There’s just one flaw in that story line.

As he bids to become the second person in the line of succession to the presidency (a perk of the speakership confirmed by the Presidential Succession Act of 1947), Ryan does so as a politician who was rejected in his bid to become the first person in the line of succession to the presidency.

For all the talk about what a great messenger Ryan is, for all the talk about what a great unifying force Ryan can be for his party and his nation, it is important to remember that the American people balked at the opportunity to make him vice president.

Ryan’s addition to Mitt Romney’s 2012 Republican ticket in 2012 was hailed by his fellow partisans as a masterstroke, which would unite the party and excite crossover voters. Yet Ryan’s acceptance speech at the Republican National Convention was a fact-checking disaster that saw his outrageous claims called out even before he finished the address. His debate with Vice President Joe Biden was a turning point in the fall campaign, where Biden literally led the nation in laughing at Ryan’s schemes to rewrite tax laws in order to make the already-wealthy dramatically wealthier.
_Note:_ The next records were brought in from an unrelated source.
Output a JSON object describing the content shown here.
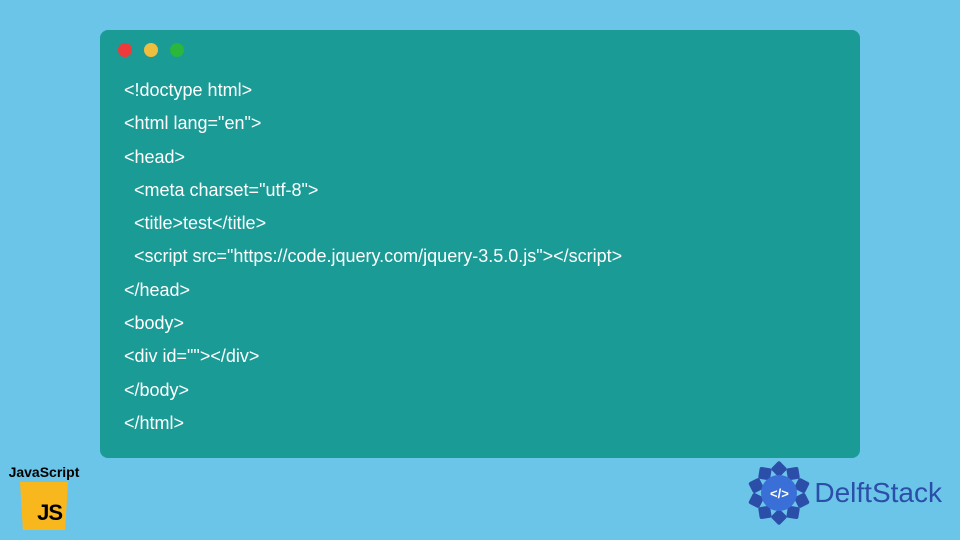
{
  "code_lines": [
    "<!doctype html>",
    "<html lang=\"en\">",
    "<head>",
    "  <meta charset=\"utf-8\">",
    "  <title>test</title>",
    "  <script src=\"https://code.jquery.com/jquery-3.5.0.js\"></script>",
    "</head>",
    "<body>",
    "<div id=\"\"></div>",
    "</body>",
    "</html>"
  ],
  "js_badge": {
    "label": "JavaScript",
    "icon_text": "JS"
  },
  "delft": {
    "icon_text": "</>",
    "brand": "DelftStack"
  },
  "colors": {
    "page_bg": "#6bc5e8",
    "window_bg": "#1a9b96",
    "js_yellow": "#f7b71d",
    "delft_blue": "#2b4ea8"
  }
}
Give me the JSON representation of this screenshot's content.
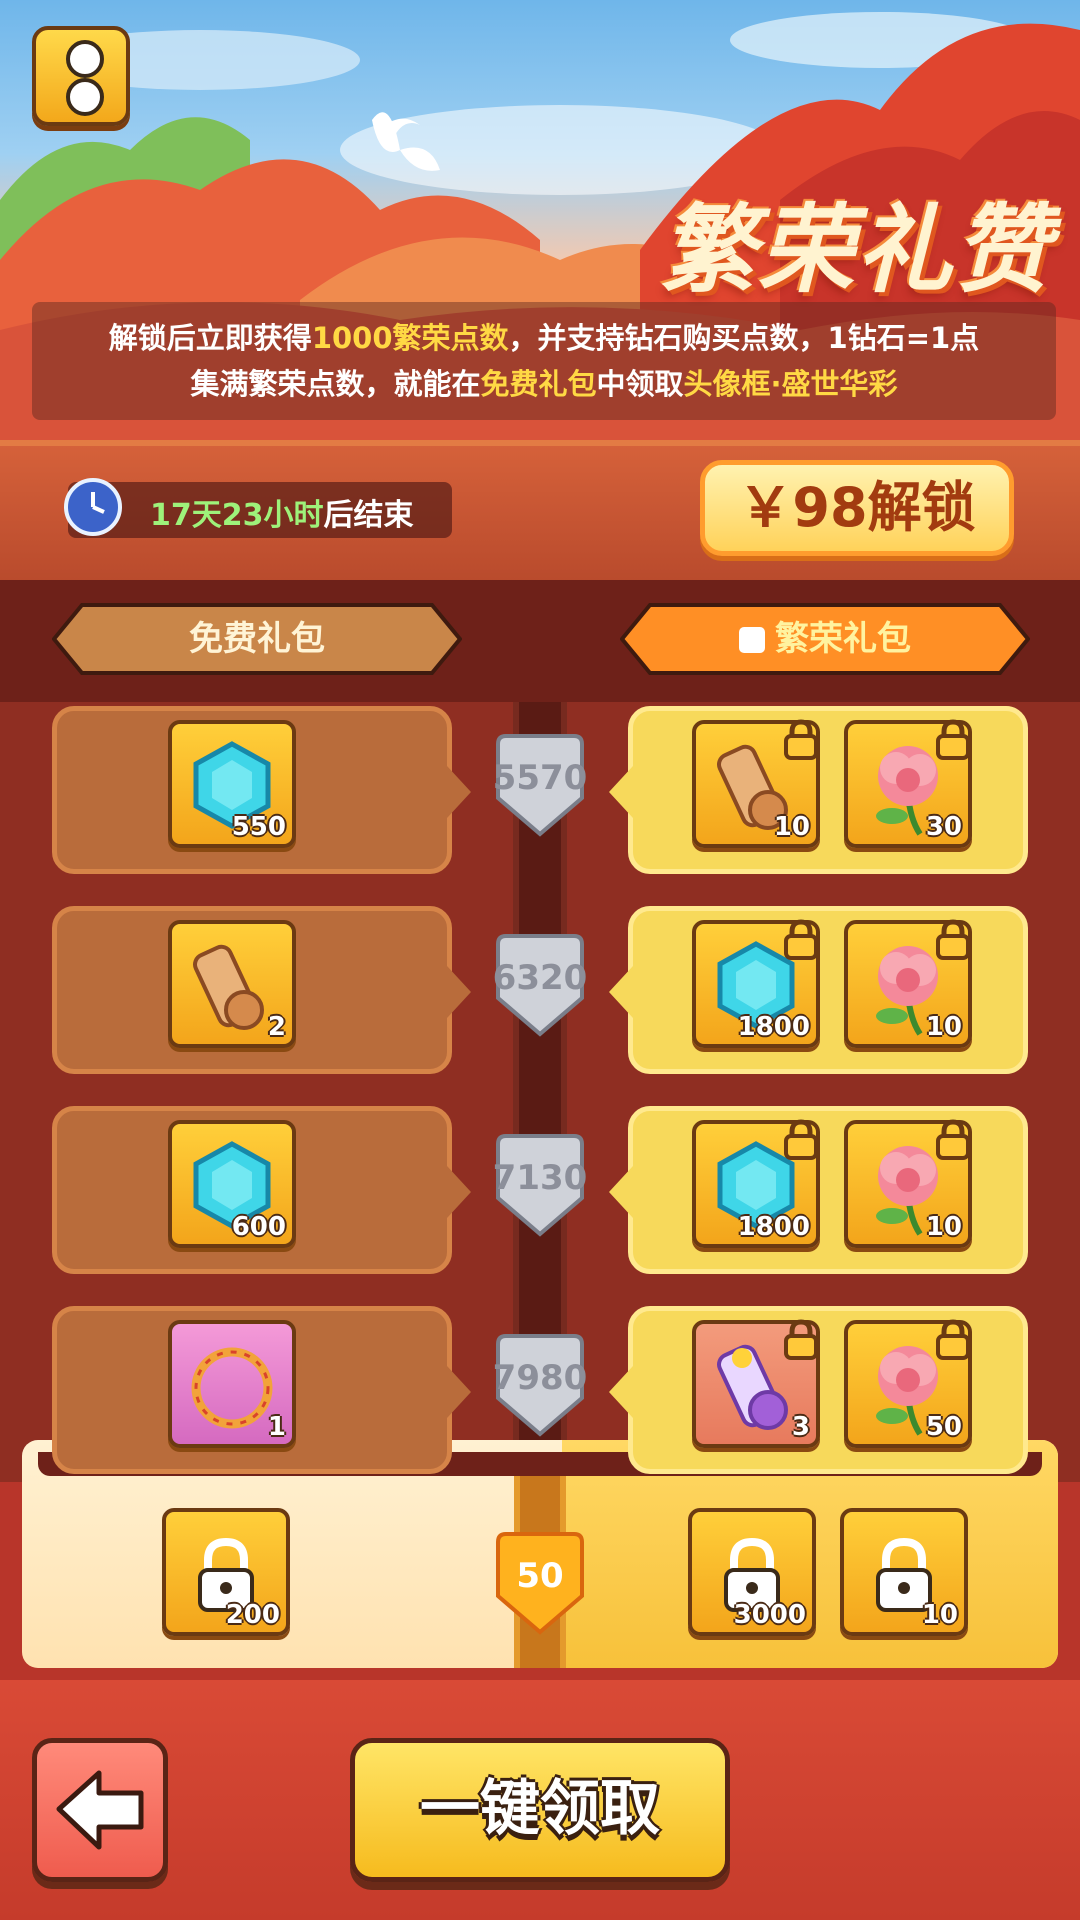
{
  "banner": {
    "title": "繁荣礼赞",
    "desc_line1": {
      "a": "解锁后立即获得",
      "b": "1000繁荣点数",
      "c": "，并支持钻石购买点数，1钻石=1点"
    },
    "desc_line2": {
      "a": "集满繁荣点数，就能在",
      "b": "免费礼包",
      "c": "中领取",
      "d": "头像框·盛世华彩"
    }
  },
  "header": {
    "timer_green": "17天23小时",
    "timer_suffix": "后结束",
    "unlock_label": "￥98解锁"
  },
  "tabs": {
    "free": "免费礼包",
    "premium": "繁荣礼包"
  },
  "rows": [
    {
      "points": "5570",
      "free": {
        "icon": "gem-icon",
        "count": "550"
      },
      "premium": [
        {
          "icon": "scroll-icon",
          "count": "10"
        },
        {
          "icon": "peony-icon",
          "count": "30"
        }
      ]
    },
    {
      "points": "6320",
      "free": {
        "icon": "scroll-icon",
        "count": "2"
      },
      "premium": [
        {
          "icon": "gem-icon",
          "count": "1800"
        },
        {
          "icon": "peony-icon",
          "count": "10"
        }
      ]
    },
    {
      "points": "7130",
      "free": {
        "icon": "gem-icon",
        "count": "600"
      },
      "premium": [
        {
          "icon": "gem-icon",
          "count": "1800"
        },
        {
          "icon": "peony-icon",
          "count": "10"
        }
      ]
    },
    {
      "points": "7980",
      "free": {
        "icon": "avatar-frame-icon",
        "count": "1",
        "frame_text": "盛世华彩"
      },
      "premium": [
        {
          "icon": "purple-scroll-icon",
          "count": "3"
        },
        {
          "icon": "peony-icon",
          "count": "50"
        }
      ]
    }
  ],
  "bottom_reward": {
    "points": "50",
    "free": {
      "icon": "locked-gem-icon",
      "count": "200"
    },
    "premium": [
      {
        "icon": "locked-gem-icon",
        "count": "3000"
      },
      {
        "icon": "locked-peony-icon",
        "count": "10"
      }
    ]
  },
  "actions": {
    "claim_all": "一键领取"
  },
  "colors": {
    "highlight": "#ffd944",
    "timer_green": "#9ef27a",
    "free_panel": "#b96c3b",
    "premium_panel": "#f7d95b"
  }
}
Instead of strengthening the GOP ticket, Ryan became a burden.

There is no question that The Washington Post was right when it observed that the selection of Ryan set up a “stark choice” for voters. The Wisconsin congressman’s stances were clearer and more detailed than those of Romney; in many senses, it was the selection of Ryan that clarified the contest for America.

But that clarity did not benefit the ticket on which Ryan ran.

When the votes were counted, the Obama-Biden ticket won a striking victory. The ticket on which Ryan ran secured only an ironic 47 percent of the vote, losing the popular vote by 5 million and losing an Electoral College division that gave the Republicans just 206 votes to 332 for the Democrats.

The Obama-Biden ticket was the first Democratic team to win more than 50 percent of the popular vote in a reelection run since the days of Franklin Delano Roosevelt.

Yes, of course, Romney was rejected. But Romney accepted that rejection. He is not seeking the presidency in 2016, despite serious encouragement from the same party establishment that is enthusiastic about Ryan.

But it is not as if the American people somehow rejected Romney and embraced Ryan in 2012. Ryan, too, was rejected—not just nationally but at home too. The Romney-Ryan ticket lost Ryan’s home state of Wisconsin, which the congressman was supposedly going to secure for the GOP. It also lost Ryan’s hometown of Janesville. It even lost Ryan’s home precinct.

Only hyper-partisan gerrymandering by Wisconsin Governor Scott Walker and his legislative allies prevented Ryan from losing his House seat.

Ryan came out of the 2012 race as a wounded young gun. He wisely eschewed a 2016 presidential run, dismissed talk of leadership bids, and focused on committee work. Now, however, he is prepared to ride again as the last of the young guns. Republicans appear to be prepared to imagine that Ryan has what it takes to lead the House and to stand second-in-line for the presidency.

There is no evidence, however, that this prospect is welcomed by the American people or even the voters who know Ryan best. Voters were offered an opportunity to put Paul Ryan in a leadership position. They said, “No, thanks.”